··· RECORD EXTRACTS ···

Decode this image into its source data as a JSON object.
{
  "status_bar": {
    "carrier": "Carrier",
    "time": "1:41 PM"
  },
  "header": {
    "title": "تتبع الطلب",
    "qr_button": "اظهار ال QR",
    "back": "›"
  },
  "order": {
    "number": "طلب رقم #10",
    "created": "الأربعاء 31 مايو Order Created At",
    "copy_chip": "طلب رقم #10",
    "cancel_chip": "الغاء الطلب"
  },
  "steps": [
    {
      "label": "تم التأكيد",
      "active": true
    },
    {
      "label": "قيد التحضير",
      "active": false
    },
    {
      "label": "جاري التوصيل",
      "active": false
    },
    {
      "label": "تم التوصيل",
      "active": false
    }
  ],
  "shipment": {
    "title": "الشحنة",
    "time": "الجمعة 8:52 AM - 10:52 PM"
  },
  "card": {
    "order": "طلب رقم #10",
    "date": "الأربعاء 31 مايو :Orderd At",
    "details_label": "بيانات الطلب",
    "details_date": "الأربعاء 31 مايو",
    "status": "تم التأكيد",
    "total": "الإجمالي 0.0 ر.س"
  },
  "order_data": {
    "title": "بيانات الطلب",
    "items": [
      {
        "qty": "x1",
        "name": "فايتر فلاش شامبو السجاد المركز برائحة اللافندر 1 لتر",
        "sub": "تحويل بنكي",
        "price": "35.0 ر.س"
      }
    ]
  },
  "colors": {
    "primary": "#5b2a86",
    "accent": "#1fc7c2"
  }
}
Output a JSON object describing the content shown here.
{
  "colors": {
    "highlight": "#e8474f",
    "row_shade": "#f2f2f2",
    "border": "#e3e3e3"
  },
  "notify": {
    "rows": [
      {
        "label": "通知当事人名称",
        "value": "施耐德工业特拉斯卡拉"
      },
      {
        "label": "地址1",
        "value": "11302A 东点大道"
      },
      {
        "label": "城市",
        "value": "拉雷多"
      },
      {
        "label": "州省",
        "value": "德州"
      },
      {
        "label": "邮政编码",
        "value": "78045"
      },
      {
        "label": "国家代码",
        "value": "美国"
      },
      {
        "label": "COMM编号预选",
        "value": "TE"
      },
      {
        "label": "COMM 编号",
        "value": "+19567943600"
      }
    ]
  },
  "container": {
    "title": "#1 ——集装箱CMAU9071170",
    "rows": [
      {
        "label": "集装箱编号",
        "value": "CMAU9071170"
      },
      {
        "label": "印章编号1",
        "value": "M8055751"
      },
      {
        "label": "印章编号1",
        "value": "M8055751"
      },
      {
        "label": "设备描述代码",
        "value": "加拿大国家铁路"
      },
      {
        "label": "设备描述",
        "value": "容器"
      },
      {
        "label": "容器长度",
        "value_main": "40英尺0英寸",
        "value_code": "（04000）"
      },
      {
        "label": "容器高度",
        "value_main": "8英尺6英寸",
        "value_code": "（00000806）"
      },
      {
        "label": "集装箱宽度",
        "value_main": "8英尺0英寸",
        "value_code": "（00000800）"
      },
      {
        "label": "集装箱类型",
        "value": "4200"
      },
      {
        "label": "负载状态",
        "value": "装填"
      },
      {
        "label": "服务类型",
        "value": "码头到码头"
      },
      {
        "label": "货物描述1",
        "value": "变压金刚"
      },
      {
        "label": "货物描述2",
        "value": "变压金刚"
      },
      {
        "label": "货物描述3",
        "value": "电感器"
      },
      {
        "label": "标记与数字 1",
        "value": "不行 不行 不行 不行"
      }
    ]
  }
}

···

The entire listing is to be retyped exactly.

Decode this image into its source data as a JSON object.
{
  "status_bar": {
    "carrier": "Carrier",
    "time": "1:41 PM"
  },
  "header": {
    "title": "تتبع الطلب",
    "qr_button": "اظهار ال QR",
    "back": "›"
  },
  "order": {
    "number": "طلب رقم #10",
    "created": "الأربعاء 31 مايو Order Created At",
    "copy_chip": "طلب رقم #10",
    "cancel_chip": "الغاء الطلب"
  },
  "steps": [
    {
      "label": "تم التأكيد",
      "active": true
    },
    {
      "label": "قيد التحضير",
      "active": false
    },
    {
      "label": "جاري التوصيل",
      "active": false
    },
    {
      "label": "تم التوصيل",
      "active": false
    }
  ],
  "shipment": {
    "title": "الشحنة",
    "time": "الجمعة 8:52 AM - 10:52 PM"
  },
  "card": {
    "order": "طلب رقم #10",
    "date": "الأربعاء 31 مايو :Orderd At",
    "details_label": "بيانات الطلب",
    "details_date": "الأربعاء 31 مايو",
    "status": "تم التأكيد",
    "total": "الإجمالي 0.0 ر.س"
  },
  "order_data": {
    "title": "بيانات الطلب",
    "items": [
      {
        "qty": "x1",
        "name": "فايتر فلاش شامبو السجاد المركز برائحة اللافندر 1 لتر",
        "sub": "تحويل بنكي",
        "price": "35.0 ر.س"
      }
    ]
  },
  "colors": {
    "primary": "#5b2a86",
    "accent": "#1fc7c2"
  }
}
Output a JSON object describing the content shown here.
{
  "colors": {
    "highlight": "#e8474f",
    "row_shade": "#f2f2f2",
    "border": "#e3e3e3"
  },
  "notify": {
    "rows": [
      {
        "label": "通知当事人名称",
        "value": "施耐德工业特拉斯卡拉"
      },
      {
        "label": "地址1",
        "value": "11302A 东点大道"
      },
      {
        "label": "城市",
        "value": "拉雷多"
      },
      {
        "label": "州省",
        "value": "德州"
      },
      {
        "label": "邮政编码",
        "value": "78045"
      },
      {
        "label": "国家代码",
        "value": "美国"
      },
      {
        "label": "COMM编号预选",
        "value": "TE"
      },
      {
        "label": "COMM 编号",
        "value": "+19567943600"
      }
    ]
  },
  "container": {
    "title": "#1 ——集装箱CMAU9071170",
    "rows": [
      {
        "label": "集装箱编号",
        "value": "CMAU9071170"
      },
      {
        "label": "印章编号1",
        "value": "M8055751"
      },
      {
        "label": "印章编号1",
        "value": "M8055751"
      },
      {
        "label": "设备描述代码",
        "value": "加拿大国家铁路"
      },
      {
        "label": "设备描述",
        "value": "容器"
      },
      {
        "label": "容器长度",
        "value_main": "40英尺0英寸",
        "value_code": "（04000）"
      },
      {
        "label": "容器高度",
        "value_main": "8英尺6英寸",
        "value_code": "（00000806）"
      },
      {
        "label": "集装箱宽度",
        "value_main": "8英尺0英寸",
        "value_code": "（00000800）"
      },
      {
        "label": "集装箱类型",
        "value": "4200"
      },
      {
        "label": "负载状态",
        "value": "装填"
      },
      {
        "label": "服务类型",
        "value": "码头到码头"
      },
      {
        "label": "货物描述1",
        "value": "变压金刚"
      },
      {
        "label": "货物描述2",
        "value": "变压金刚"
      },
      {
        "label": "货物描述3",
        "value": "电感器"
      },
      {
        "label": "标记与数字 1",
        "value": "不行 不行 不行 不行"
      }
    ]
  }
}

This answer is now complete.